I am a reader of the comic “Templar, AZ” (sometimes NSFW), and a one-time reader of “The Tightwad Gazette”, so when I found out that Templar, AZ artist and author Iron Spike (whose actual name I do not know) wrote a comic with another artist on how to live well but thriftily, I was all about that.

It was funded through a Kickstarter campaign well before I ever heard of it, but just yesterday the PDF went up for sale for $5, so I snagged myself a copy.

I find myself agreeing with much of the book, but a little diatribe against credit cards at the beginning really put me off. I know this has been hashed and rehashed, but credit cards are not inherently evil. If you can’t control yourself with a credit card in hand, fine, don’t use a regular credit card. The spendthrift character in the book objects by saying something like, “But, how can I buy stuff online without a credit card?”, and the penny-wise protagonist assures her that she can use her debit card instead.

This is a very, very bad idea.

Imagine this scenario: your credit or debit card (or account info) is stolen. Someone goes on a spending spree, buying $1000 worth of prepaid phone cards before the fraudulent activity gets shut down one way or another. How would this go with credit vs. debit cards?

Credit: Notify company of fraud (if they didn’t call you first, as they usually do these days). Sign a sheet of paper saying you didn’t make the charges. Get a new card. Done.

Debit: Notify bank of fraud. Probably sign a sheet of paper as above (never had my debit card / number stolen, because I DON’T USE IT), wait for the bank to put the money back into your account.

Now, it’s one thing if your debit card and checking account only had a small portion of your money on/in them. However, if you had a lot in there, you could be without a big, important chunk of your money for a long time, assuming you ever get it back. This happened to a friend of mine in grad school, and it took her I think 1-2 months to get her money back. Thousands of dollars. Just don’t do it.

If you really, really can’t trust yourself to use a regular credit card with restraint and pay it in full every month, get a secured credit card (where you load money onto the card and then spend it), or if you must use a debit card, make sure it’s well segregated from the bulk of your money. Keep it in a different bank from your savings. In fact, you should probably have another checking account as well, just open a checking account specifically for the use of that debit card.
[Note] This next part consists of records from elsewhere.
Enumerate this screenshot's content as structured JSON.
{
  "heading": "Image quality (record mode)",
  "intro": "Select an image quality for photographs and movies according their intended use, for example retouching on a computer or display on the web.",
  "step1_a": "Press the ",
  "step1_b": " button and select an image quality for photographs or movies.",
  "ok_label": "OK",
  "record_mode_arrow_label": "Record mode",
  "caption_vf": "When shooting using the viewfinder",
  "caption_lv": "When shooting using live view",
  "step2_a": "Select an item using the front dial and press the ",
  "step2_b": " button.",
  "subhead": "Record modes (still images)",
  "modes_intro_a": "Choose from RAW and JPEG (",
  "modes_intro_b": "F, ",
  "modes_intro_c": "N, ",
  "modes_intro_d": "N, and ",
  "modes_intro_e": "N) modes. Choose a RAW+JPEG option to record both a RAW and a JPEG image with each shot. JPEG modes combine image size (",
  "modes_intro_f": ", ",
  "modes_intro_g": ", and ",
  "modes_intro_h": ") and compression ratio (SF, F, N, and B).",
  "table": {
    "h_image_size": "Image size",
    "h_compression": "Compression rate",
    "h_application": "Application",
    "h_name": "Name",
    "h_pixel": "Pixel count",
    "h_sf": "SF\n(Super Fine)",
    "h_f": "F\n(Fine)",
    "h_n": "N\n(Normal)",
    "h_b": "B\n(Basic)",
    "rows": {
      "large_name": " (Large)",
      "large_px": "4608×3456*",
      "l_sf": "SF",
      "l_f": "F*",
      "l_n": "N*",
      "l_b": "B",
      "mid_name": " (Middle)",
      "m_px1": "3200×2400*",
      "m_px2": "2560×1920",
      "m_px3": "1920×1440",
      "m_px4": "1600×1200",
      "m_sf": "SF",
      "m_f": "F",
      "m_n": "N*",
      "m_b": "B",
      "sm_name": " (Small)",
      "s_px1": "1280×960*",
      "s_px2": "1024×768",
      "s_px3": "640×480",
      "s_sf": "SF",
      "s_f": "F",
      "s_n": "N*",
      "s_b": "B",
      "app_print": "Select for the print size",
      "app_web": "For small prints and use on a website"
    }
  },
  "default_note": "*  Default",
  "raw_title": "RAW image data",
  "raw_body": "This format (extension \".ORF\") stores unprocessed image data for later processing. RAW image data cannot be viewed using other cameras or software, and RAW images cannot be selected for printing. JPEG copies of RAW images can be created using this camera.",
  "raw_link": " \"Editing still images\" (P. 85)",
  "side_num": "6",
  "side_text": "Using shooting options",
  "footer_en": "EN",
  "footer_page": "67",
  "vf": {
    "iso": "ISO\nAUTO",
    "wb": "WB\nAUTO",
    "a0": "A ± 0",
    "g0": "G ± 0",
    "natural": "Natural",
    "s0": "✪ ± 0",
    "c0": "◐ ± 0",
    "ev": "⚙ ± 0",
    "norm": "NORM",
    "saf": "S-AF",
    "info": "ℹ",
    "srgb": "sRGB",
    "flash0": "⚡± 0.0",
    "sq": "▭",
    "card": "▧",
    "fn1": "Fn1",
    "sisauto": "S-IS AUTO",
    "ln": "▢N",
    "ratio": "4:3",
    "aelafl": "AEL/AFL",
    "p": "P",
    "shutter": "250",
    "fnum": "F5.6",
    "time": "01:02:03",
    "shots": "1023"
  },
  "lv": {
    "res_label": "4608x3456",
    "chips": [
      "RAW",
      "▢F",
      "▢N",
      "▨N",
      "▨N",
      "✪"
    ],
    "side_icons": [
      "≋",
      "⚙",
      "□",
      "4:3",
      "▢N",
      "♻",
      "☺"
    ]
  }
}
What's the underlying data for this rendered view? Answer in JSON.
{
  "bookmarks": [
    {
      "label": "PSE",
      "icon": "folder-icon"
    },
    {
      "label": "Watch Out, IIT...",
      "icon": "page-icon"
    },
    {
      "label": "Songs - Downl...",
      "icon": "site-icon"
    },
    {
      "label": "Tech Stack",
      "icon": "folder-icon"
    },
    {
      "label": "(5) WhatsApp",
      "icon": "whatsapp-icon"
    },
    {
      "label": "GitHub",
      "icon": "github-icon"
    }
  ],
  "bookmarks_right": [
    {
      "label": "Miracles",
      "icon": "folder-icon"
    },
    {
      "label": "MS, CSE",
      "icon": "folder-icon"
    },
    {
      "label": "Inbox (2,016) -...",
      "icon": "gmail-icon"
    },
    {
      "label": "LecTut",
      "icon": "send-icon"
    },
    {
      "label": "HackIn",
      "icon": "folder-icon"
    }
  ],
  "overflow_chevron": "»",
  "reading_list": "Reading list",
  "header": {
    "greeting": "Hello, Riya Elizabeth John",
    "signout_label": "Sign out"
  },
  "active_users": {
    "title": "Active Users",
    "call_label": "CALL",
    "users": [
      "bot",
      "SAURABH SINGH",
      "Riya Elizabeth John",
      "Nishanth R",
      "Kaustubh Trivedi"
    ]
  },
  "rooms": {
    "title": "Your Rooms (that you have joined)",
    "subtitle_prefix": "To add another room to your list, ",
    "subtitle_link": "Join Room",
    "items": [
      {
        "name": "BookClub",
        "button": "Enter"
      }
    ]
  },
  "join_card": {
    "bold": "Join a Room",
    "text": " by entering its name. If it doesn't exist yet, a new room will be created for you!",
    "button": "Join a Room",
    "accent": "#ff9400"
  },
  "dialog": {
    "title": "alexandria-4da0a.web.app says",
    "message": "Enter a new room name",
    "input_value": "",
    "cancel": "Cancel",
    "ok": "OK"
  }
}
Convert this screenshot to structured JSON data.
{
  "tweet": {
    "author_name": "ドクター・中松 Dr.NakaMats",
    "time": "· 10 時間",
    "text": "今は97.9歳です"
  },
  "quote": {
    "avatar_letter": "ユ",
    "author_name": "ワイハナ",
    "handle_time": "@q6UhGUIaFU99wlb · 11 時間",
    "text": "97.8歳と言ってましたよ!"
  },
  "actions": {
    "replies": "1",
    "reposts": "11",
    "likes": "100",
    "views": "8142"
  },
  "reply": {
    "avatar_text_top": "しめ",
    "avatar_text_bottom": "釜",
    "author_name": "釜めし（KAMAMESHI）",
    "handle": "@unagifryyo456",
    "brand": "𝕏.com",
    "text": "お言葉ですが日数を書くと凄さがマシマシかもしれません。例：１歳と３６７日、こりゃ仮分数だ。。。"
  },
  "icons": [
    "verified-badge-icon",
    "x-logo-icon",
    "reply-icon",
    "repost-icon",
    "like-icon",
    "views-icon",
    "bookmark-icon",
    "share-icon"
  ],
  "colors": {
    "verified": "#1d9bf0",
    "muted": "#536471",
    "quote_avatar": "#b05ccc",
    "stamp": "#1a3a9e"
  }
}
Please stop using debit cards. The banks love them because they get merchant fees. They love them so much that most banks now charge you extra for a plain old ATM card instead of a debit card. But don’t fall for it. Use cash, use credit cards, us prepaid or secured cards, or segregate your debit card in its own bank. But don’t just go using your debit card attached to your main bank account.

The book also decries the use of credit cards as an emergency buffer. An ’emergency’ credit card with a $20+k limit and a negotiated low interest rate in addition to your emergency savings fund could be a huge lifesaver in a major, expensive emergency, and help you build credit to get lower interest rates on, say, a mortgage. Really that’s another topic entirely, though.

End rant.

EDIT: Key point – most people think of credit cards as reasonably secure. In practice, not really. Thousands of credit (and debit!) card numbers are stolen every day, if not every hour. The whole system (at least the way the USA does it and the way most merchants seem to run their security) is full of holes like swiss cheese. Would you rather go putting your debit card number (linked to your checking account) out there, or your credit card number?